The paper neither gave any estimate of unaccounted money nor revealed any names that could be held responsible for its accumulation.
However, it deemed an estimate by Global Financial Integrity that money to the tune of $213.2 billion was moved out of India from 1948 to 2008 on the higher side, as part of the money would have been re-invested in India through participatory notes or round-tripping via Mauritius. It observed various reports that estimated the quantum of black money, including one by the National Institute of Public Finance and Policy, had been criticised for their assumptions and approximations.
The paper said reform of the financial and real estate sectors would help reduce the generation of black money in the long term the way the freeing of gold imports had helped check smuggling.
The realty sector, which constitutes 11 per cent of GDP, was a common means of parking unaccounted money and a large number of transactions were not reported or under-reported, it said.
The UPA government also listed the Lok Pal Bill together with the Public Procurement Bill and a Bill to protect whistle-blowers, as pieces of legislation to fight corruption.
Among sources of black money, the paper cited multi-layered corporate structures used to avoid taxes, giving the example of the Vodafone-Hutchison deal. It also blamed the transfer pricing route for aiding black-money generation. “It is unfortunate that corporate restructuring and transfer pricing are considered among modes by which black money is generated,” said N C Hegde, partner, Deloitte Haskins & Sells.
While senior BJP leader Jaswant Singh equated the paper with a bikini, saying it hid the essentials and revealed less significant details, tax experts said the paper suggested potential aspects that could be looked at by the government.
Calling for moderate tax rates, the paper said, “In the past two decades,Indiahas followed the approach of gradually bringing down rates of all major taxes imposed by the central government.

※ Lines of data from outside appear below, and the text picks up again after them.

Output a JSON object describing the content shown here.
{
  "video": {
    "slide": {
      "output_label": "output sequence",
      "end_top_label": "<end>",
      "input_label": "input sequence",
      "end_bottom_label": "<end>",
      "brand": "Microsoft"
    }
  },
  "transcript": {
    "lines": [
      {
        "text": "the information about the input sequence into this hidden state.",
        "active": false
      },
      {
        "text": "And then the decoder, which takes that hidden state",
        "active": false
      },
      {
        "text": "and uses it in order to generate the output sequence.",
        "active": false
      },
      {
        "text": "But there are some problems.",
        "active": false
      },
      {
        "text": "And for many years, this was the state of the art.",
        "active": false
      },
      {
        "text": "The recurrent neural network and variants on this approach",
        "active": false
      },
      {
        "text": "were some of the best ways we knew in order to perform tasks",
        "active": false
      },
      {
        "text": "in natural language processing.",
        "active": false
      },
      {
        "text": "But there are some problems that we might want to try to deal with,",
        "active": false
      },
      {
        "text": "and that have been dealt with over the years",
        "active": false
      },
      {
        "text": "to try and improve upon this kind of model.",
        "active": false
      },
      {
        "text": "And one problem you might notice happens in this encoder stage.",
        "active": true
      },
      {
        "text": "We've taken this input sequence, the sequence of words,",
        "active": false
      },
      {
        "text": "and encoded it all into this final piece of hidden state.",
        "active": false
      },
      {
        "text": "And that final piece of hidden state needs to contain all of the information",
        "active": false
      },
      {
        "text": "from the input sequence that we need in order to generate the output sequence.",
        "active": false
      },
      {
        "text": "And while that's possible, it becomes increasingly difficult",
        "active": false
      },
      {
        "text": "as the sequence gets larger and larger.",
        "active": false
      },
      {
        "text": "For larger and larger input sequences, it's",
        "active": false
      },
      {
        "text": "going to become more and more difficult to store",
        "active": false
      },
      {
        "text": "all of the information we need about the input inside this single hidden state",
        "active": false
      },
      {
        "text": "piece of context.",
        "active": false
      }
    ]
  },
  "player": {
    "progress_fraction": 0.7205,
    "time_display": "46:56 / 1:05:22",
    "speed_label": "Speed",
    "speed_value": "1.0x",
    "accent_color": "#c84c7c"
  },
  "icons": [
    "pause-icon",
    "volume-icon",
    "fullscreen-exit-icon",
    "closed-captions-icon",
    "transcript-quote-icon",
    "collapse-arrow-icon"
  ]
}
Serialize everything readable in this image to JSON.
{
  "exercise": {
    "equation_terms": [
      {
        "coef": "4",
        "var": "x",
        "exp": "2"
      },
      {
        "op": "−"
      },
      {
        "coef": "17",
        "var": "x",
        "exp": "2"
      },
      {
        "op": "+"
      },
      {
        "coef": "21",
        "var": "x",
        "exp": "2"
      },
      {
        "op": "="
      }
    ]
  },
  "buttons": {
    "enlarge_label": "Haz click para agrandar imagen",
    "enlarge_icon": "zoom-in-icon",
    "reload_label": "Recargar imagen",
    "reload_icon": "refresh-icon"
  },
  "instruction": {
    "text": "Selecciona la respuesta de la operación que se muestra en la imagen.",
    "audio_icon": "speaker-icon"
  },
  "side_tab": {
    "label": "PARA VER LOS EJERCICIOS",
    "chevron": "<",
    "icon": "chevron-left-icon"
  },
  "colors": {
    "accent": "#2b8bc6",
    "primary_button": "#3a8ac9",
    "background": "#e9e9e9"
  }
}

The rising tax revenues as a result of this approach reflect greater voluntary compliance and apparent success of the policy measures.”
The paper pitched for the introduction of the Goods and Services Tax to integrate the efforts of different agencies dealing with black money.